Dataset content
_____

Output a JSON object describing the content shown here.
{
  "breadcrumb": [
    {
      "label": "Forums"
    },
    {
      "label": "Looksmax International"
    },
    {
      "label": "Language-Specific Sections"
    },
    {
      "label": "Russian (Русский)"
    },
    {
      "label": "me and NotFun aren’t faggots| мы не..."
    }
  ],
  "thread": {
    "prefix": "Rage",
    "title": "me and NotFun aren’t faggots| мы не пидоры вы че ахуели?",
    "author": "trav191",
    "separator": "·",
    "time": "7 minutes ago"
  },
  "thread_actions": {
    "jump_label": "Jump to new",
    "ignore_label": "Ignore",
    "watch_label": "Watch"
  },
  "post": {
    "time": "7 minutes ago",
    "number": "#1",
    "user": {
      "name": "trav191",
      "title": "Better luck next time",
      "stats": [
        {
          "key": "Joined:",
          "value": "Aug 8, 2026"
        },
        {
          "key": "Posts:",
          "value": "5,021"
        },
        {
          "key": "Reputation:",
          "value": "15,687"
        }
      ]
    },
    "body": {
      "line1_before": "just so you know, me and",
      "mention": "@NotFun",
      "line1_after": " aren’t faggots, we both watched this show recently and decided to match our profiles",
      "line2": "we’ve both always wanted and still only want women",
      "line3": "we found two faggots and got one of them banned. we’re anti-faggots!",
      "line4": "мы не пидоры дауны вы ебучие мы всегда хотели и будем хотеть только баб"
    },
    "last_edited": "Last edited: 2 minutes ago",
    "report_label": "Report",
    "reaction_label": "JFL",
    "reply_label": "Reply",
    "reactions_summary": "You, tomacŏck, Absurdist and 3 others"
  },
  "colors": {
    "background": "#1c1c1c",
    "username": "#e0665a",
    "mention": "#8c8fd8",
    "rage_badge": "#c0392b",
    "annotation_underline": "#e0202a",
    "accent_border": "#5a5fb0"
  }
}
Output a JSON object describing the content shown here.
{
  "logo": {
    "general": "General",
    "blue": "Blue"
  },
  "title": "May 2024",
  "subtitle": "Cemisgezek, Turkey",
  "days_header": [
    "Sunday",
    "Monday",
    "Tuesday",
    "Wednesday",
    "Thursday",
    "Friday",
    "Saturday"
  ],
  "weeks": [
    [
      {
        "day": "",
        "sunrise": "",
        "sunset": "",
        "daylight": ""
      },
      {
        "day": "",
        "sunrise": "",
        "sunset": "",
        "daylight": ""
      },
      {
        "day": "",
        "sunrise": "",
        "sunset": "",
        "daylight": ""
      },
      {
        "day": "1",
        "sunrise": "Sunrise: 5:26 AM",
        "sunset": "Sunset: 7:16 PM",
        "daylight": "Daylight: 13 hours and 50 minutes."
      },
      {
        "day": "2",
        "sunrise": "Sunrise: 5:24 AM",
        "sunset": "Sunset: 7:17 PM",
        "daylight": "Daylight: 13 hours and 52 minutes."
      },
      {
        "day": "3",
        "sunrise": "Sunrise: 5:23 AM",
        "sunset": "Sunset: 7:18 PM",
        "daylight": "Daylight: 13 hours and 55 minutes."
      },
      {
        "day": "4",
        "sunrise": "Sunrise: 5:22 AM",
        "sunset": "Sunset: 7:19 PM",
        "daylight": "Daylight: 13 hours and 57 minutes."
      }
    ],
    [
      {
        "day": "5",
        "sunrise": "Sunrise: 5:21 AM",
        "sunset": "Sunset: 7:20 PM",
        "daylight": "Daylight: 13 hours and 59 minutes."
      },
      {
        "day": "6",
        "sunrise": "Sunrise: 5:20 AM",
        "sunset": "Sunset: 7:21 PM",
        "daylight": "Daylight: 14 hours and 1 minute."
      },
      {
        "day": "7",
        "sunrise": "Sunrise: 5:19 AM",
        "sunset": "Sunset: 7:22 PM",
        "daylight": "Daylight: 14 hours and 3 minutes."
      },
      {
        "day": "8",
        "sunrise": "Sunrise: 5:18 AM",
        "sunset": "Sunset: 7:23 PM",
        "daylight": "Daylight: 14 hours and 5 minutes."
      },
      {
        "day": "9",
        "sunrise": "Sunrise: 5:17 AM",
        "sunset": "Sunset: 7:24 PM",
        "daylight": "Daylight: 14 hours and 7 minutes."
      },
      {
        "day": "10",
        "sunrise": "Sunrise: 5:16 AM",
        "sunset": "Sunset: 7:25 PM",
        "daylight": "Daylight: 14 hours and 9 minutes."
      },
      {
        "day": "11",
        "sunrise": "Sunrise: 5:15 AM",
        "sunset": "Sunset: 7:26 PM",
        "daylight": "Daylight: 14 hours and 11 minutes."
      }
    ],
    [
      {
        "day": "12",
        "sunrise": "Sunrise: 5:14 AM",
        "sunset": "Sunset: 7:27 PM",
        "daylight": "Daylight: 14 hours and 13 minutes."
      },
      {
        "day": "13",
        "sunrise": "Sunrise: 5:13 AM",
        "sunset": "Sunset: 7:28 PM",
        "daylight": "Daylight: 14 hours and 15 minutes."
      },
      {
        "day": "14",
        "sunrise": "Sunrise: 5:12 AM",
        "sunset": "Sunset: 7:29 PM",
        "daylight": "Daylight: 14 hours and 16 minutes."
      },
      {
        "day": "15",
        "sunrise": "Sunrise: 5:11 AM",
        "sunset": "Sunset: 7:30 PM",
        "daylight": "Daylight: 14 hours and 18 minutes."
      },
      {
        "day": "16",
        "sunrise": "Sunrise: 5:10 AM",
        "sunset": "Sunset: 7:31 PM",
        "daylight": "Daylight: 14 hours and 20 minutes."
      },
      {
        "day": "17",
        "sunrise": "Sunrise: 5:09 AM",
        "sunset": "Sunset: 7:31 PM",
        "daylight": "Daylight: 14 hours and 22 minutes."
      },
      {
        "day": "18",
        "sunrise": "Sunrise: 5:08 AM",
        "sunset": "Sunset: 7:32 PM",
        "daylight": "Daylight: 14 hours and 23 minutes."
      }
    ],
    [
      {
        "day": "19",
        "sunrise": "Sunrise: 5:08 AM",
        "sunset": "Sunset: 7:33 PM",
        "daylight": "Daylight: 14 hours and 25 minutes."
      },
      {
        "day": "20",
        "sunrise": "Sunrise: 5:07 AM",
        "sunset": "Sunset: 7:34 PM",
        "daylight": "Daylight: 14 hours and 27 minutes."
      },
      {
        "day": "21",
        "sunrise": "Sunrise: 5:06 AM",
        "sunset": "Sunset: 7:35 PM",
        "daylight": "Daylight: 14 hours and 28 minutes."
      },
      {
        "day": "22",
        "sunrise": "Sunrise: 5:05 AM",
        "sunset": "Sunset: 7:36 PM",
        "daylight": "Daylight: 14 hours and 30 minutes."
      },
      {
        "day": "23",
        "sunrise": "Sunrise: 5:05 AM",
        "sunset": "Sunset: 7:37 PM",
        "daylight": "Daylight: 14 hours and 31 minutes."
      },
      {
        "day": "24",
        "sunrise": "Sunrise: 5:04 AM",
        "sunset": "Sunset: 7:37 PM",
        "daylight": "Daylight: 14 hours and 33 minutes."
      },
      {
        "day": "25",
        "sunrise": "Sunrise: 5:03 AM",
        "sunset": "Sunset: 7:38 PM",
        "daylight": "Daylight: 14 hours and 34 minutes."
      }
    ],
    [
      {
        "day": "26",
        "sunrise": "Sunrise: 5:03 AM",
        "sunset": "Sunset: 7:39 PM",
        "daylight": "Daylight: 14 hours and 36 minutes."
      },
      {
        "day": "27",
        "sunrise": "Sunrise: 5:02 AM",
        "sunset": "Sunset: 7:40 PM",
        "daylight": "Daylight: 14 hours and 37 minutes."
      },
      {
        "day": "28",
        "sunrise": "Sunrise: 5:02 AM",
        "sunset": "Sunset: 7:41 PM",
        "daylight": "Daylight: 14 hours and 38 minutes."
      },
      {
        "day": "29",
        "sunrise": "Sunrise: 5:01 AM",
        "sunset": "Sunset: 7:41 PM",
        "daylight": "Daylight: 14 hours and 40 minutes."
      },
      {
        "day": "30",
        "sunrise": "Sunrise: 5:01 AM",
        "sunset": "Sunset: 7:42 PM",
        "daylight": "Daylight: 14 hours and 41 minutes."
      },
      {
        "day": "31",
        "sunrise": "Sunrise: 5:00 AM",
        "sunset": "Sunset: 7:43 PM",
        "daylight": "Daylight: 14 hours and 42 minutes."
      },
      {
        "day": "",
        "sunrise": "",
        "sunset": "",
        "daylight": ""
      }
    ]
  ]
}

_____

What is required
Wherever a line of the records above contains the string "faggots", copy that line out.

Answer section
      "label": "me and NotFun aren’t faggots| мы не..."
    "title": "me and NotFun aren’t faggots| мы не пидоры вы че ахуели?",
      "line1_after": " aren’t faggots, we both watched this show recently and decided to match our profiles",
      "line3": "we found two faggots and got one of them banned. we’re anti-faggots!",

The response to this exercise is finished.